 (4.12)

The reason for all this complexity is that superposition only works for homogeneous conditions such as , , or . Therefore, we will be able to use the idea of separation of variables to ﬁnd many building-block solutions solving all the homogeneous conditions. We can then use them to construct a solution solving the remaining nonhomogeneous condition.

Let us start with (4.10). We try a solution of the form again. We plug into the wave equation to obtain

Rewriting we get

Again, left hand side depends only on and the right hand side depends only on . Therefore, both equal a constant, which we will denote by .

We solve to get two ordinary diﬀerential equations

The conditions implies and implies that . Therefore, the only nontrivial solutions for the ﬁrst equation are when and they are

The general solution for for this particular is

We also have the condition that or . This implies that , which in turn forces . It is convenient to pick (you will see why in a moment) and hence

Our building-block solutions are

We diﬀerentiate in , that is

Hence,

We expand in terms of these sines as

Using superposition we can just write down the solution to (4.10) as a series

Exercise 4.7.1: Check that and .

Similarly we proceed to solve (4.11). We again try . The procedure works exactly the same at ﬁrst.

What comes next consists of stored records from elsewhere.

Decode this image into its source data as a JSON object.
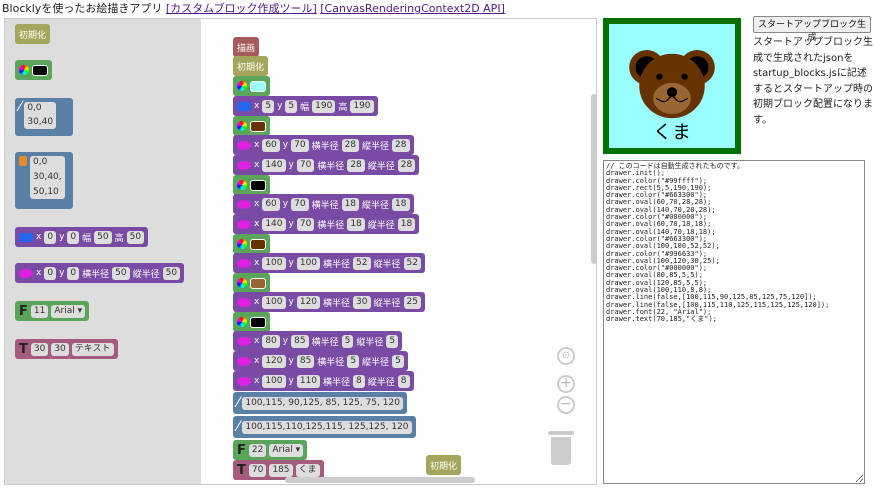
{
  "header": {
    "title": "Blocklyを使ったお絵描きアプリ",
    "link1": "[カスタムブロック作成ツール]",
    "link2": "[CanvasRenderingContext2D API]"
  },
  "toolbox": {
    "init_label": "初期化",
    "line": {
      "v1": "0,0",
      "v2": "30,40"
    },
    "poly": {
      "v1": "0,0",
      "v2": "30,40,",
      "v3": "50,10"
    },
    "rect": {
      "x_label": "x",
      "x": "0",
      "y_label": "y",
      "y": "0",
      "w_label": "幅",
      "w": "50",
      "h_label": "高",
      "h": "50"
    },
    "oval": {
      "x_label": "x",
      "x": "0",
      "y_label": "y",
      "y": "0",
      "rx_label": "横半径",
      "rx": "50",
      "ry_label": "縦半径",
      "ry": "50"
    },
    "font": {
      "letter": "F",
      "size": "11",
      "family": "Arial ▾"
    },
    "text": {
      "letter": "T",
      "x": "30",
      "y": "30",
      "value": "テキスト"
    }
  },
  "main": {
    "draw_label": "描画",
    "init_label": "初期化",
    "rect1": {
      "x": "5",
      "y": "5",
      "w": "190",
      "h": "190"
    },
    "ovals": [
      {
        "x": "60",
        "y": "70",
        "rx": "28",
        "ry": "28"
      },
      {
        "x": "140",
        "y": "70",
        "rx": "28",
        "ry": "28"
      },
      {
        "x": "60",
        "y": "70",
        "rx": "18",
        "ry": "18"
      },
      {
        "x": "140",
        "y": "70",
        "rx": "18",
        "ry": "18"
      },
      {
        "x": "100",
        "y": "100",
        "rx": "52",
        "ry": "52"
      },
      {
        "x": "100",
        "y": "120",
        "rx": "30",
        "ry": "25"
      },
      {
        "x": "80",
        "y": "85",
        "rx": "5",
        "ry": "5"
      },
      {
        "x": "120",
        "y": "85",
        "rx": "5",
        "ry": "5"
      },
      {
        "x": "100",
        "y": "110",
        "rx": "8",
        "ry": "8"
      }
    ],
    "labels": {
      "x": "x",
      "y": "y",
      "w": "幅",
      "h": "高",
      "rx": "横半径",
      "ry": "縦半径"
    },
    "line1": "100,115, 90,125, 85, 125, 75, 120",
    "line2": "100,115,110,125,115, 125,125, 120",
    "font": {
      "letter": "F",
      "size": "22",
      "family": "Arial ▾"
    },
    "text": {
      "letter": "T",
      "x": "70",
      "y": "185",
      "value": "くま"
    },
    "floating_init": "初期化"
  },
  "colors": {
    "cyan": "#99ffff",
    "brown": "#663300",
    "black": "#000000",
    "tan": "#996633",
    "frame": "#007000"
  },
  "canvas_text": "くま",
  "generate_button": "スタートアップブロック生成",
  "description": "スタートアップブロック生成で生成されたjsonをstartup_blocks.jsに記述するとスタートアップ時の初期ブロック配置になります。",
  "code": "// このコードは自動生成されたものです。\ndrawer.init();\ndrawer.color(\"#99ffff\");\ndrawer.rect(5,5,190,190);\ndrawer.color(\"#663300\");\ndrawer.oval(60,70,28,28);\ndrawer.oval(140,70,28,28);\ndrawer.color(\"#000000\");\ndrawer.oval(60,70,18,18);\ndrawer.oval(140,70,18,18);\ndrawer.color(\"#663300\");\ndrawer.oval(100,100,52,52);\ndrawer.color(\"#996633\");\ndrawer.oval(100,120,30,25);\ndrawer.color(\"#000000\");\ndrawer.oval(80,85,5,5);\ndrawer.oval(120,85,5,5);\ndrawer.oval(100,110,8,8);\ndrawer.line(false,[100,115,90,125,85,125,75,120]);\ndrawer.line(false,[100,115,110,125,115,125,125,120]);\ndrawer.font(22, \"Arial\");\ndrawer.text(70,185,\"くま\");"
}
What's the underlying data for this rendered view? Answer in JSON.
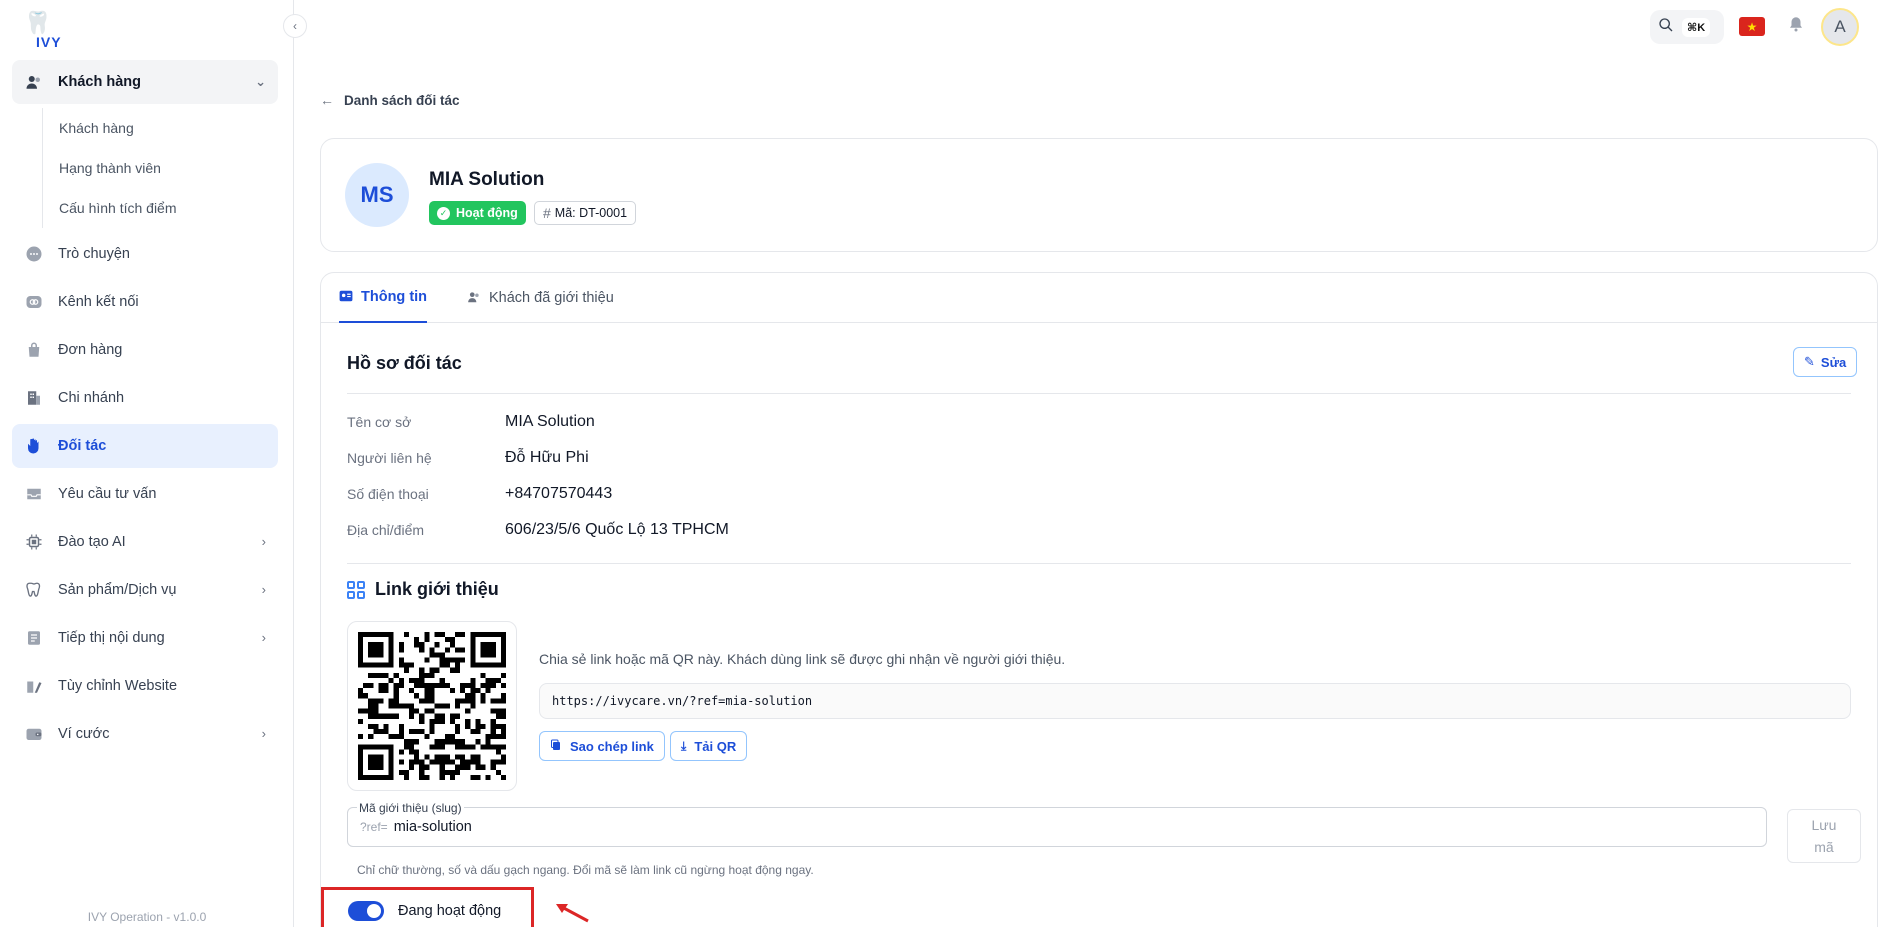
{
  "sidebar": {
    "logo_text": "IVY",
    "items": [
      {
        "label": "Khách hàng",
        "icon": "users-icon"
      },
      {
        "label": "Trò chuyện",
        "icon": "chat-icon"
      },
      {
        "label": "Kênh kết nối",
        "icon": "link-icon"
      },
      {
        "label": "Đơn hàng",
        "icon": "bag-icon"
      },
      {
        "label": "Chi nhánh",
        "icon": "building-icon"
      },
      {
        "label": "Đối tác",
        "icon": "handshake-icon"
      },
      {
        "label": "Yêu cầu tư vấn",
        "icon": "inbox-icon"
      },
      {
        "label": "Đào tạo AI",
        "icon": "chip-icon"
      },
      {
        "label": "Sản phẩm/Dịch vụ",
        "icon": "tooth-icon"
      },
      {
        "label": "Tiếp thị nội dung",
        "icon": "document-icon"
      },
      {
        "label": "Tùy chỉnh Website",
        "icon": "palette-icon"
      },
      {
        "label": "Ví cước",
        "icon": "wallet-icon"
      }
    ],
    "sub_items": [
      "Khách hàng",
      "Hạng thành viên",
      "Cấu hình tích điểm"
    ],
    "version": "IVY Operation - v1.0.0"
  },
  "topbar": {
    "shortcut": "⌘K",
    "avatar_initial": "A"
  },
  "breadcrumb": {
    "back_label": "Danh sách đối tác"
  },
  "partner": {
    "initials": "MS",
    "name": "MIA Solution",
    "status": "Hoạt động",
    "code": "Mã: DT-0001"
  },
  "tabs": [
    "Thông tin",
    "Khách đã giới thiệu"
  ],
  "profile": {
    "title": "Hồ sơ đối tác",
    "edit_label": "Sửa",
    "rows": [
      {
        "label": "Tên cơ sở",
        "value": "MIA Solution"
      },
      {
        "label": "Người liên hệ",
        "value": "Đỗ Hữu Phi"
      },
      {
        "label": "Số điện thoại",
        "value": "+84707570443"
      },
      {
        "label": "Địa chỉ/điểm",
        "value": "606/23/5/6 Quốc Lộ 13 TPHCM"
      }
    ]
  },
  "referral": {
    "title": "Link giới thiệu",
    "description": "Chia sẻ link hoặc mã QR này. Khách dùng link sẽ được ghi nhận về người giới thiệu.",
    "url": "https://ivycare.vn/?ref=mia-solution",
    "copy_label": "Sao chép link",
    "download_label": "Tải QR",
    "slug_label": "Mã giới thiệu (slug)",
    "slug_prefix": "?ref=",
    "slug_value": "mia-solution",
    "save_label_1": "Lưu",
    "save_label_2": "mã",
    "hint": "Chỉ chữ thường, số và dấu gạch ngang. Đổi mã sẽ làm link cũ ngừng hoạt động ngay."
  },
  "status_toggle": {
    "label": "Đang hoạt động",
    "on": true
  },
  "colors": {
    "accent": "#1d4ed8",
    "success": "#22c55e",
    "highlight": "#dc2626"
  }
}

We obtain

and the conditions , . So again and

This time the condition on is . Thus we get that and we take

Our building-block solution will be

We expand in terms of these sines as

And we write down the solution to (4.11) as a series

Exercise 4.7.2: Fill in the details in the derivation of the solution of (4.11). Check that the solution satisﬁes all the side conditions.

Putting these two solutions together, let us state the result as a theorem.

Theorem 4.7.1. Take the equation

 (4.13)

where

and

Then the solution can be written as a sum of the solutions of (4.10) and (4.11). In other words,

Example 4.7.1: Let us try a simple example of a plucked string. Suppose that a string of length 2 is plucked in the middle such that it has the initial shape given in Figure 4.19. That is

The string starts at rest (). Suppose that in the wave equation for simplicity.

We leave it to the reader to compute the sine series of . The series will be

Note that is the sequence for . Therefore,

The solution is given by

A plot for is given in Figure 4.20. Notice that unlike the heat equation, the solution does not become “smoother,” the “sharp edges” remain. We will see the reason for this behavior in the next section where we derive the solution to the wave equation in a diﬀerent way.

Make sure you understand what the plot, such as the one in the ﬁgure, is telling you. For each ﬁxed , you can think of the function as just a function of . This function gives you the shape of the string at time .

#### 4.7.1Exercises

Exercise 4.7.3: Solve

Exercise 4.7.4: Solve

Exercise 4.7.5: Derive the solution for a general plucked string of length , where we raise the string some distance at the midpoint and let go, and for any constant (in the equation ).

Exercise 4.7.6: Imagine that a stringed musical instrument falls on the ﬂoor. Suppose that the length of the string is 1 and . When the musical instrument hits the ground the string was in rest position and hence . However, the string was moving at some velocity at impact (), say . Find the solution for the shape of the string at time .

Exercise 4.7.7 (challenging): Suppose that you have a vibrating string and that there is air resistance proportional to the velocity. That is, you have

Suppose that . Derive a series solution to the problem. Any coeﬃcients in the series should be expressed as integrals of .

Exercise 4.7.101: Solve

Exercise 4.7.102: Solve

Exercise 4.7.103: Solve

Exercise 4.7.104: Let’s see what happens when . Find a solution to , , , .